Reading aloud is a great way for you to share story time with your child. It is also highly beneficial for your child to take part in reading aloud as well. Reading aloud is considered to be vital in language development and success in school.
Development of Early Language Skills
Reading aloud to your child and encouraging them to take part in the practice when they are ready provides the following early language benefits:
Stimulates cognitive skills as well as builds language skills—this is in part because reading aloud builds word-sound awareness skills.
Improves memory, increase curiosity, and increases motivation.
Creates a positive relationship with reading and books—the foundation for success in school.
Research shows that reading aloud can be therapeutic for children following a tragedy or during times of stress.
Infants whose parents talk (or read) aloud to them have shown to have had higher vocabularies by the age of 3 than children who were not read to or exposed to talking out loud.
Foundations For School Success
“What happens during the first months and years of life matters, a lot, not because this period of development provides an indelible blueprint for adult well-being, but because it sets either a sturdy or fragile stage for what follows.” J.S. Shonkoff & D. Phillips, Eds., From Neurons to Neighborhoods: The Science of Early Childhood Development (2000), Washington D.C.; National Research Council & The Institute of Medicine, National Academy Press.

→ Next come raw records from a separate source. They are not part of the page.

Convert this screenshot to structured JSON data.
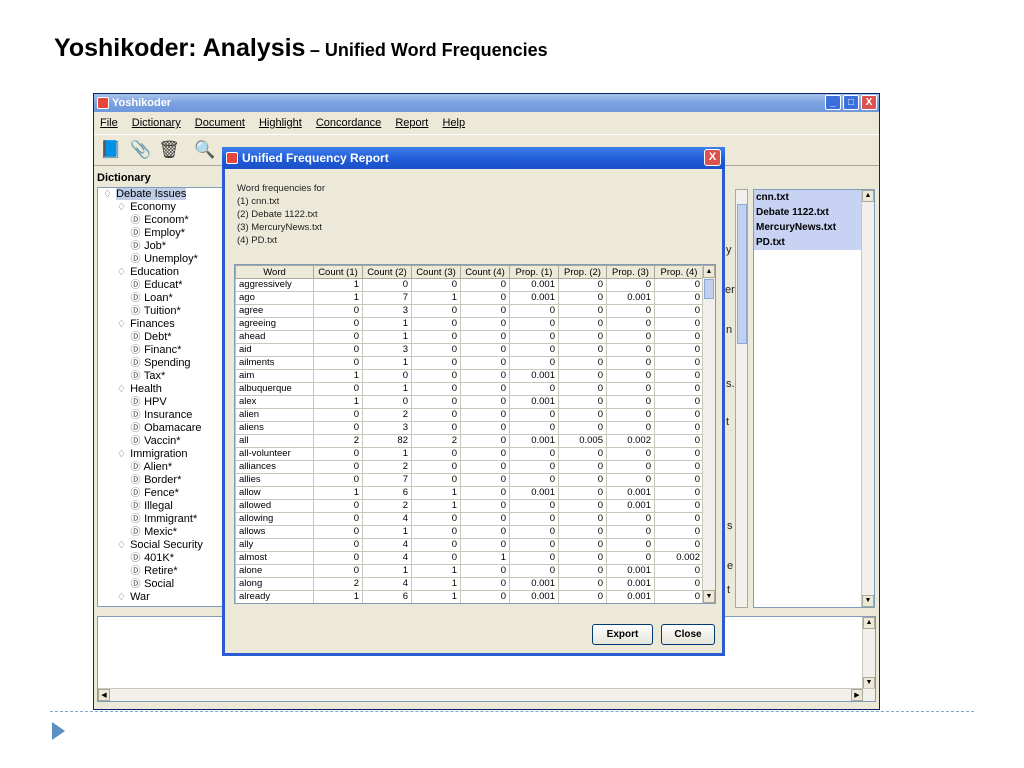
{
  "slide": {
    "title_main": "Yoshikoder: Analysis",
    "title_sub": "– Unified Word Frequencies"
  },
  "window": {
    "title": "Yoshikoder",
    "controls": [
      "_",
      "□",
      "X"
    ],
    "menu": [
      "File",
      "Dictionary",
      "Document",
      "Highlight",
      "Concordance",
      "Report",
      "Help"
    ]
  },
  "dictionary": {
    "label": "Dictionary",
    "tree": [
      {
        "depth": 0,
        "icon": "folder",
        "label": "Debate Issues",
        "selected": true
      },
      {
        "depth": 1,
        "icon": "folder",
        "label": "Economy"
      },
      {
        "depth": 2,
        "icon": "pattern",
        "label": "Econom*"
      },
      {
        "depth": 2,
        "icon": "pattern",
        "label": "Employ*"
      },
      {
        "depth": 2,
        "icon": "pattern",
        "label": "Job*"
      },
      {
        "depth": 2,
        "icon": "pattern",
        "label": "Unemploy*"
      },
      {
        "depth": 1,
        "icon": "folder",
        "label": "Education"
      },
      {
        "depth": 2,
        "icon": "pattern",
        "label": "Educat*"
      },
      {
        "depth": 2,
        "icon": "pattern",
        "label": "Loan*"
      },
      {
        "depth": 2,
        "icon": "pattern",
        "label": "Tuition*"
      },
      {
        "depth": 1,
        "icon": "folder",
        "label": "Finances"
      },
      {
        "depth": 2,
        "icon": "pattern",
        "label": "Debt*"
      },
      {
        "depth": 2,
        "icon": "pattern",
        "label": "Financ*"
      },
      {
        "depth": 2,
        "icon": "pattern",
        "label": "Spending"
      },
      {
        "depth": 2,
        "icon": "pattern",
        "label": "Tax*"
      },
      {
        "depth": 1,
        "icon": "folder",
        "label": "Health"
      },
      {
        "depth": 2,
        "icon": "pattern",
        "label": "HPV"
      },
      {
        "depth": 2,
        "icon": "pattern",
        "label": "Insurance"
      },
      {
        "depth": 2,
        "icon": "pattern",
        "label": "Obamacare"
      },
      {
        "depth": 2,
        "icon": "pattern",
        "label": "Vaccin*"
      },
      {
        "depth": 1,
        "icon": "folder",
        "label": "Immigration"
      },
      {
        "depth": 2,
        "icon": "pattern",
        "label": "Alien*"
      },
      {
        "depth": 2,
        "icon": "pattern",
        "label": "Border*"
      },
      {
        "depth": 2,
        "icon": "pattern",
        "label": "Fence*"
      },
      {
        "depth": 2,
        "icon": "pattern",
        "label": "Illegal"
      },
      {
        "depth": 2,
        "icon": "pattern",
        "label": "Immigrant*"
      },
      {
        "depth": 2,
        "icon": "pattern",
        "label": "Mexic*"
      },
      {
        "depth": 1,
        "icon": "folder",
        "label": "Social Security"
      },
      {
        "depth": 2,
        "icon": "pattern",
        "label": "401K*"
      },
      {
        "depth": 2,
        "icon": "pattern",
        "label": "Retire*"
      },
      {
        "depth": 2,
        "icon": "pattern",
        "label": "Social"
      },
      {
        "depth": 1,
        "icon": "folder",
        "label": "War"
      }
    ]
  },
  "documents": [
    "cnn.txt",
    "Debate 1122.txt",
    "MercuryNews.txt",
    "PD.txt"
  ],
  "background_fragments": [
    "y",
    "er",
    "n",
    "s.",
    "t",
    "s",
    "e",
    "t"
  ],
  "dialog": {
    "title": "Unified Frequency Report",
    "close": "X",
    "heading": "Word frequencies for",
    "sources": [
      "(1)  cnn.txt",
      "(2)  Debate 1122.txt",
      "(3)  MercuryNews.txt",
      "(4)  PD.txt"
    ],
    "columns": [
      "Word",
      "Count (1)",
      "Count (2)",
      "Count (3)",
      "Count (4)",
      "Prop. (1)",
      "Prop. (2)",
      "Prop. (3)",
      "Prop. (4)"
    ],
    "rows": [
      [
        "aggressively",
        "1",
        "0",
        "0",
        "0",
        "0.001",
        "0",
        "0",
        "0"
      ],
      [
        "ago",
        "1",
        "7",
        "1",
        "0",
        "0.001",
        "0",
        "0.001",
        "0"
      ],
      [
        "agree",
        "0",
        "3",
        "0",
        "0",
        "0",
        "0",
        "0",
        "0"
      ],
      [
        "agreeing",
        "0",
        "1",
        "0",
        "0",
        "0",
        "0",
        "0",
        "0"
      ],
      [
        "ahead",
        "0",
        "1",
        "0",
        "0",
        "0",
        "0",
        "0",
        "0"
      ],
      [
        "aid",
        "0",
        "3",
        "0",
        "0",
        "0",
        "0",
        "0",
        "0"
      ],
      [
        "ailments",
        "0",
        "1",
        "0",
        "0",
        "0",
        "0",
        "0",
        "0"
      ],
      [
        "aim",
        "1",
        "0",
        "0",
        "0",
        "0.001",
        "0",
        "0",
        "0"
      ],
      [
        "albuquerque",
        "0",
        "1",
        "0",
        "0",
        "0",
        "0",
        "0",
        "0"
      ],
      [
        "alex",
        "1",
        "0",
        "0",
        "0",
        "0.001",
        "0",
        "0",
        "0"
      ],
      [
        "alien",
        "0",
        "2",
        "0",
        "0",
        "0",
        "0",
        "0",
        "0"
      ],
      [
        "aliens",
        "0",
        "3",
        "0",
        "0",
        "0",
        "0",
        "0",
        "0"
      ],
      [
        "all",
        "2",
        "82",
        "2",
        "0",
        "0.001",
        "0.005",
        "0.002",
        "0"
      ],
      [
        "all-volunteer",
        "0",
        "1",
        "0",
        "0",
        "0",
        "0",
        "0",
        "0"
      ],
      [
        "alliances",
        "0",
        "2",
        "0",
        "0",
        "0",
        "0",
        "0",
        "0"
      ],
      [
        "allies",
        "0",
        "7",
        "0",
        "0",
        "0",
        "0",
        "0",
        "0"
      ],
      [
        "allow",
        "1",
        "6",
        "1",
        "0",
        "0.001",
        "0",
        "0.001",
        "0"
      ],
      [
        "allowed",
        "0",
        "2",
        "1",
        "0",
        "0",
        "0",
        "0.001",
        "0"
      ],
      [
        "allowing",
        "0",
        "4",
        "0",
        "0",
        "0",
        "0",
        "0",
        "0"
      ],
      [
        "allows",
        "0",
        "1",
        "0",
        "0",
        "0",
        "0",
        "0",
        "0"
      ],
      [
        "ally",
        "0",
        "4",
        "0",
        "0",
        "0",
        "0",
        "0",
        "0"
      ],
      [
        "almost",
        "0",
        "4",
        "0",
        "1",
        "0",
        "0",
        "0",
        "0.002"
      ],
      [
        "alone",
        "0",
        "1",
        "1",
        "0",
        "0",
        "0",
        "0.001",
        "0"
      ],
      [
        "along",
        "2",
        "4",
        "1",
        "0",
        "0.001",
        "0",
        "0.001",
        "0"
      ],
      [
        "already",
        "1",
        "6",
        "1",
        "0",
        "0.001",
        "0",
        "0.001",
        "0"
      ]
    ],
    "export_label": "Export",
    "close_label": "Close"
  }
}
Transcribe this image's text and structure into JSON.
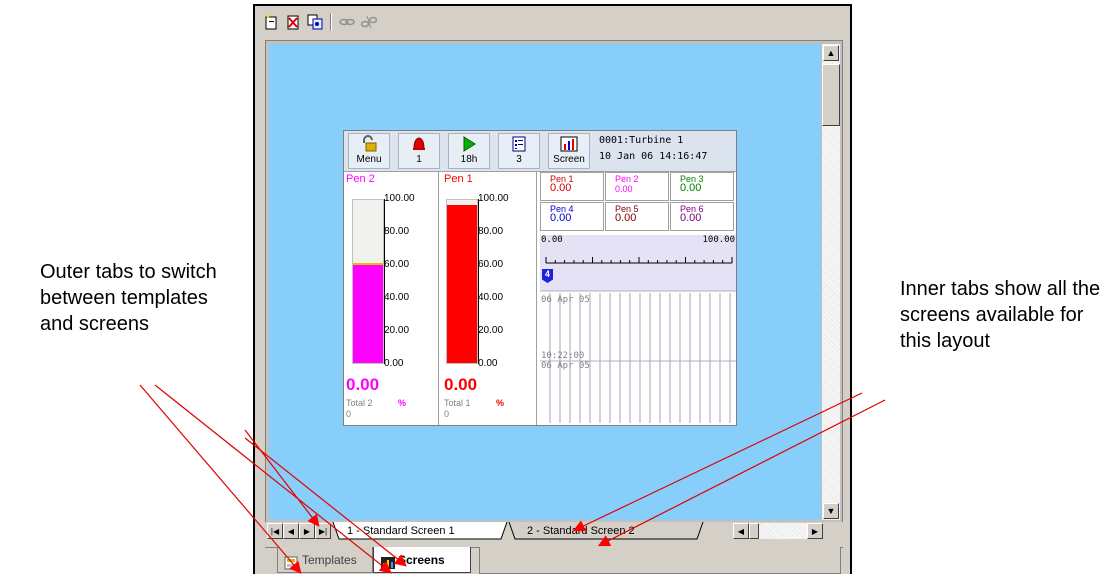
{
  "annotations": {
    "left": "Outer tabs to switch between templates and screens",
    "right": "Inner tabs show all the screens available for this layout"
  },
  "toolbar": {
    "icons": [
      "new-icon",
      "delete-icon",
      "copy-icon",
      "link-icon",
      "unlink-icon"
    ]
  },
  "device": {
    "buttons": [
      {
        "label": "Menu",
        "icon": "padlock-icon"
      },
      {
        "label": "1",
        "icon": "alarm-bell-icon"
      },
      {
        "label": "18h",
        "icon": "play-icon"
      },
      {
        "label": "3",
        "icon": "list-icon"
      },
      {
        "label": "Screen",
        "icon": "screen-icon"
      }
    ],
    "info_line1": "0001:Turbine 1",
    "info_line2": "10 Jan 06  14:16:47",
    "bar1": {
      "pen": "Pen 2",
      "color": "#ff00ff",
      "level": 0.6,
      "ticks": [
        "100.00",
        "80.00",
        "60.00",
        "40.00",
        "20.00",
        "0.00"
      ],
      "value": "0.00",
      "total_label": "Total 2",
      "unit": "%",
      "total_value": "0"
    },
    "bar2": {
      "pen": "Pen 1",
      "color": "#ff0000",
      "level": 0.97,
      "ticks": [
        "100.00",
        "80.00",
        "60.00",
        "40.00",
        "20.00",
        "0.00"
      ],
      "value": "0.00",
      "total_label": "Total 1",
      "unit": "%",
      "total_value": "0"
    },
    "digital": [
      {
        "name": "Pen 1",
        "value": "0.00",
        "color": "#cc0000"
      },
      {
        "name": "Pen 2",
        "value": "0.00",
        "color": "#ff00ff"
      },
      {
        "name": "Pen 3",
        "value": "0.00",
        "color": "#008000"
      },
      {
        "name": "Pen 4",
        "value": "0.00",
        "color": "#0000cc"
      },
      {
        "name": "Pen 5",
        "value": "0.00",
        "color": "#800000"
      },
      {
        "name": "Pen 6",
        "value": "0.00",
        "color": "#800080"
      }
    ],
    "chart": {
      "scale_min": "0.00",
      "scale_max": "100.00",
      "marker": "4",
      "date1": "06 Apr 05",
      "time2": "10:22:00",
      "date2": "06 Apr 05"
    }
  },
  "inner_tabs": [
    "1 - Standard Screen 1",
    "2 - Standard Screen 2"
  ],
  "outer_tabs": [
    "Templates",
    "Screens"
  ]
}
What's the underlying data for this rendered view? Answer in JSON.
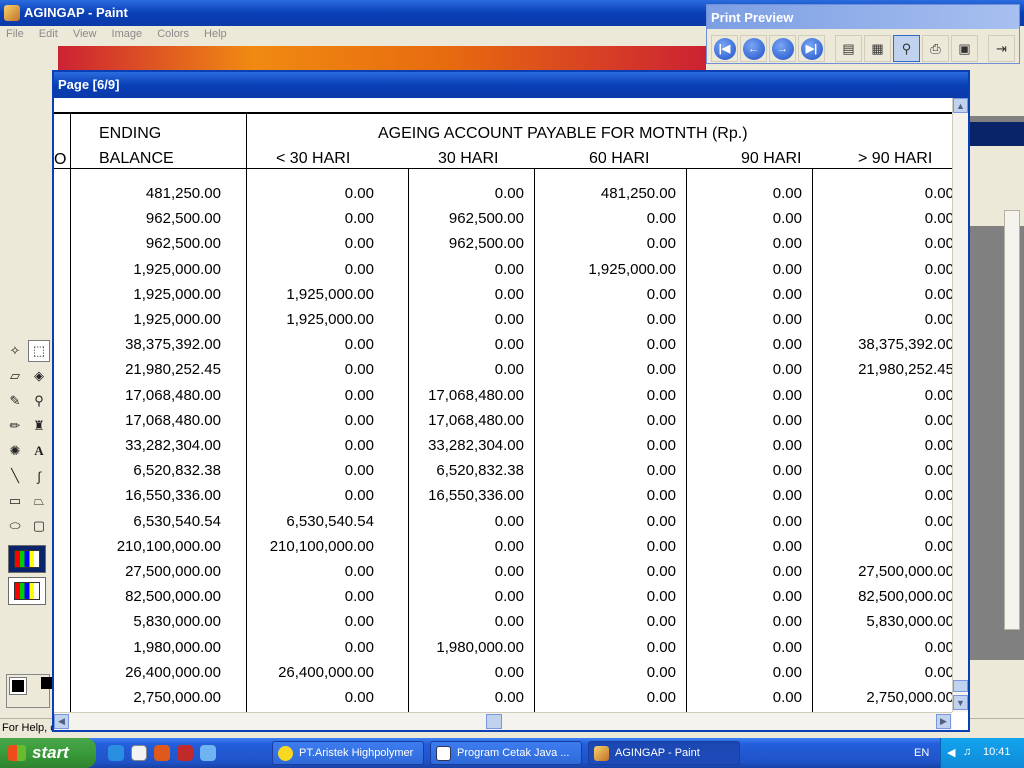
{
  "paint": {
    "title": "AGINGAP - Paint",
    "menu": [
      "File",
      "Edit",
      "View",
      "Image",
      "Colors",
      "Help"
    ],
    "status_text": "For Help, c"
  },
  "print_preview": {
    "title": "Print Preview",
    "buttons": [
      "first-page-icon",
      "prev-page-icon",
      "next-page-icon",
      "last-page-icon",
      "one-page-icon",
      "page-number-icon",
      "zoom-icon",
      "print-icon",
      "save-icon",
      "close-icon"
    ]
  },
  "page_window": {
    "title": "Page [6/9]"
  },
  "report": {
    "col0_header": [
      "",
      "O"
    ],
    "ending_header": [
      "ENDING",
      "BALANCE"
    ],
    "ageing_header": "AGEING ACCOUNT PAYABLE FOR MOTNTH (Rp.)",
    "buckets": [
      "< 30 HARI",
      "30 HARI",
      "60 HARI",
      "90 HARI",
      "> 90 HARI"
    ],
    "rows": [
      [
        "481,250.00",
        "0.00",
        "0.00",
        "481,250.00",
        "0.00",
        "0.00"
      ],
      [
        "962,500.00",
        "0.00",
        "962,500.00",
        "0.00",
        "0.00",
        "0.00"
      ],
      [
        "962,500.00",
        "0.00",
        "962,500.00",
        "0.00",
        "0.00",
        "0.00"
      ],
      [
        "1,925,000.00",
        "0.00",
        "0.00",
        "1,925,000.00",
        "0.00",
        "0.00"
      ],
      [
        "1,925,000.00",
        "1,925,000.00",
        "0.00",
        "0.00",
        "0.00",
        "0.00"
      ],
      [
        "1,925,000.00",
        "1,925,000.00",
        "0.00",
        "0.00",
        "0.00",
        "0.00"
      ],
      [
        "38,375,392.00",
        "0.00",
        "0.00",
        "0.00",
        "0.00",
        "38,375,392.00"
      ],
      [
        "21,980,252.45",
        "0.00",
        "0.00",
        "0.00",
        "0.00",
        "21,980,252.45"
      ],
      [
        "17,068,480.00",
        "0.00",
        "17,068,480.00",
        "0.00",
        "0.00",
        "0.00"
      ],
      [
        "17,068,480.00",
        "0.00",
        "17,068,480.00",
        "0.00",
        "0.00",
        "0.00"
      ],
      [
        "33,282,304.00",
        "0.00",
        "33,282,304.00",
        "0.00",
        "0.00",
        "0.00"
      ],
      [
        "6,520,832.38",
        "0.00",
        "6,520,832.38",
        "0.00",
        "0.00",
        "0.00"
      ],
      [
        "16,550,336.00",
        "0.00",
        "16,550,336.00",
        "0.00",
        "0.00",
        "0.00"
      ],
      [
        "6,530,540.54",
        "6,530,540.54",
        "0.00",
        "0.00",
        "0.00",
        "0.00"
      ],
      [
        "210,100,000.00",
        "210,100,000.00",
        "0.00",
        "0.00",
        "0.00",
        "0.00"
      ],
      [
        "27,500,000.00",
        "0.00",
        "0.00",
        "0.00",
        "0.00",
        "27,500,000.00"
      ],
      [
        "82,500,000.00",
        "0.00",
        "0.00",
        "0.00",
        "0.00",
        "82,500,000.00"
      ],
      [
        "5,830,000.00",
        "0.00",
        "0.00",
        "0.00",
        "0.00",
        "5,830,000.00"
      ],
      [
        "1,980,000.00",
        "0.00",
        "1,980,000.00",
        "0.00",
        "0.00",
        "0.00"
      ],
      [
        "26,400,000.00",
        "26,400,000.00",
        "0.00",
        "0.00",
        "0.00",
        "0.00"
      ],
      [
        "2,750,000.00",
        "0.00",
        "0.00",
        "0.00",
        "0.00",
        "2,750,000.00"
      ]
    ]
  },
  "taskbar": {
    "start_label": "start",
    "tasks": [
      {
        "label": "PT.Aristek Highpolymer",
        "icon": "smiley-icon"
      },
      {
        "label": "Program Cetak Java ...",
        "icon": "window-icon"
      },
      {
        "label": "AGINGAP - Paint",
        "icon": "paint-icon",
        "active": true
      }
    ],
    "language": "EN",
    "clock": "10:41"
  }
}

Difficulty of reading often leads to grade disparities and ultimately, school failure. In turn, failure in school can lead to further issues—skipping school or dropping out, increased risk for juvenile delinquency and substance abuse. While this sounds like a scare tactic, reading to and aloud to a child at an early age exposes them to a larger vocabulary than one they may be routinely exposed to, improves their overall communication skills, and builds their language and understanding skills.
Reading aloud also teaches your child to listen—a key skill needed during school and in life. Being read to also stimulates the creative side of the brain as well as other cognitive skills such as memory and comprehension.